The rupee slid nearly one-fifth of a per cent against the dollar on Tuesday as it ended at 83.04. The local currency lost nearly one-third of a per cent over the past week as the dollar made some recovery even as the foreign inflows stayed steady.

According to the NSDL (National Securities Depository Ltd) data, the net FPI (foreign portfolio investors) inflows over the past week stood at nearly $2.4 billion. Month-to-date, the net inflows is a little over $6 billion.

Despite considerable foreign inflows, the rupee remained under pressure as the greenback saw an upswing. The dollar index (DXY) has appreciated nearly one per cent over the past week, triggered by an increase in the US PPI (Producer Price Index).

On Wednesday, the US federal reserves will come out with their latest policy and economic projections. Post the announcement, the dollar might see higher volatility and consequently, the USDINR pair.

Fundamentals aside, below is what the charts say.


The rupee, which topped the resistance at 82.80 last week, made a u-turn and fell through the last week. The rebound in the dollar index (DXY) from the support at 102.80 weighed on the Indian currency.

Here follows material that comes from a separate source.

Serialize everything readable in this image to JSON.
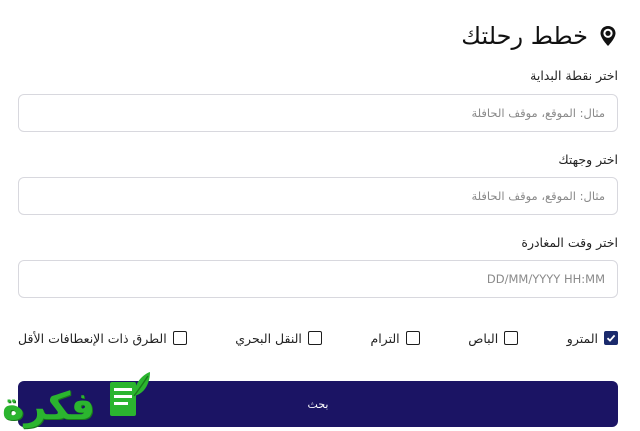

That said, DXY, currently trading at around 103.80, is facing a resistance between 104 and 104.20. On the other hand, the rupee is now approaching a support at 83.10. Below this, the support is at 83.30.

Considering the trend since the beginning of the year, the rupee reaching a support and the dollar index facing a resistance means, the probability of the domestic currency appreciation is high. If there is an upswing, rupee can go up to 82.80 and then possibly to 82.65.

Nevertheless, the Fed event can have a bigger influence this week. Consequent to this, if rupee slips below 83.10, it can drop to 83.30 or even to 83.50 in the near-term.


Technically, the rupee retains a bullish bias in spite of the recent fall. However, one should be wary of the policy announcement by the Fed, which can be a major driver of the dollar, USDINR pair in the near-term.